This solves a problem that was considered indecipherable until now. In addition, scanning technology works at an acceptable speed. Previously, one needed about an hour to scan one slide. Now it is down to one slide in three minutes. We can prepare a whole set and it will be documented and marked with all the necessary data before the actual scan. We will be able to work on screen using virtual microscopy just as pathologists do now with conventional microscopes.

A major additional advantage lies in archiving. In Germany, pathologists are required to archive every single slide for 10 years. Since these are glass objects, we have to store tonnes of glass slides. Also, we have to be able to quickly retrieve every single slide. Digital archives would make life much easier. It is not yet sure, though, that a digital archive can really replace a physical one.

In an intricate procedure, the water is extracted from the tissue specimen and replaced by paraffin. Next, this solidified specimen is embedded into a large paraffin block. Then, very thin sections are cut off this block and dyed. These thin tissue slices are used for diagnosis. Pathologists are increasingly asked to also archive the “leftovers” of the paraffin blocks that they cut the sections from. By way of example, let’s look at a new treatment for a certain type of breast cancer that was recently developed. If the tumour cells carry a certain amount of Her2/neu proteins, an antibody therapy can be initiated. For the patient concerned, this is an interesting alternative – with this antibody therapy a surgical intervention is no longer required. If a patient who has been diagnosed with breast cancer a few years ago considers such a treatment, the pathologists first have to analyse the tumour cells. To do this, they can examine the original paraffin block – if it had been archived. If not, the patient has to undergo another biopsy. New antibody therapies are in the pipeline. Pathologists who examine the tumour tissue make a decision based on their findings whether these highly expensive therapies can be performed, and therefore play a key economic role. With a digital and a physical archive of paraffin blocks all possible questions can be answered. With a digitalised archive only, this might not be possible. From this, we could conclude that digital microscopy spells the end of the traditional microscope.

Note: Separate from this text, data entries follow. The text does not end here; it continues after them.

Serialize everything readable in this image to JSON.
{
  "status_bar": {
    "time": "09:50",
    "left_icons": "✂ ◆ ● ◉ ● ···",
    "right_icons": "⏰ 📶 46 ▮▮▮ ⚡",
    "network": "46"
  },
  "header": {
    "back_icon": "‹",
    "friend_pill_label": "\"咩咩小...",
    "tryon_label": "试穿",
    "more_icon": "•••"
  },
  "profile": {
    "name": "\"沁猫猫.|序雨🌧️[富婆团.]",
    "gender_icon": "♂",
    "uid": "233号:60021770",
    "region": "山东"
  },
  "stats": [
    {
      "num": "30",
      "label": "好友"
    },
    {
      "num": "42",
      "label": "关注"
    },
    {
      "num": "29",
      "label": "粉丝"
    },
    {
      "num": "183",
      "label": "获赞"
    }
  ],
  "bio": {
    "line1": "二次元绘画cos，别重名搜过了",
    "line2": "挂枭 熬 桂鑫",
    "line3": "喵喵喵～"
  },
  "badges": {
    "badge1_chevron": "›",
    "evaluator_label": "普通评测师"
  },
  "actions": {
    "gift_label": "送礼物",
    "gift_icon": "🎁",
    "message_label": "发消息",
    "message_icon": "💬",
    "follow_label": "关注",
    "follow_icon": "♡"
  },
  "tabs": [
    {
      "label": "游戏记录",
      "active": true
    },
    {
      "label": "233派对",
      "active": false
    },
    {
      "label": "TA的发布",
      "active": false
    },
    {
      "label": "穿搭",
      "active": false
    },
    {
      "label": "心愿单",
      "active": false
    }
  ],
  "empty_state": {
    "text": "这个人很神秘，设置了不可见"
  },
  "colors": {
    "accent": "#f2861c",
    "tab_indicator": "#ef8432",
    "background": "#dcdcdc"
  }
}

The digital procedure will perhaps replace the conventional microscope in certain routine diagnostics. The pilot study found that digitalisation offers a number of possibilities that the traditional microscope cannot provide. For example, on screen we can display an entire overview over several specimens on one screen – in some cases, that is of extraordinary importance. Also, if a tumour has been stained in different ways, we can view and compare them all at the same time on screen. This cannot be done with a conventional microscope. In addition, with virtual microscopy we can quickly determine percentage distributions. A software-based system can tell us that 20% of the tumour cells are oestrogen-positive, and 80% are negative. Today, we use more or less vague quantitative approaches. We can also perform analyses using a proliferation marker that tells us what percentage of cells are proliferating. Here, digitalisation offers many possibilities. Virtual microscopy will take over certain core tasks of the conventional microscope, but first we have to prove that the digital procedure provides the same level of quality as the conventional one.

International Academy of Telepathology, Germany
German Professional Organisation of Pathologists
Union Internationale contre le Cancer, Telepathology Consultation  Centre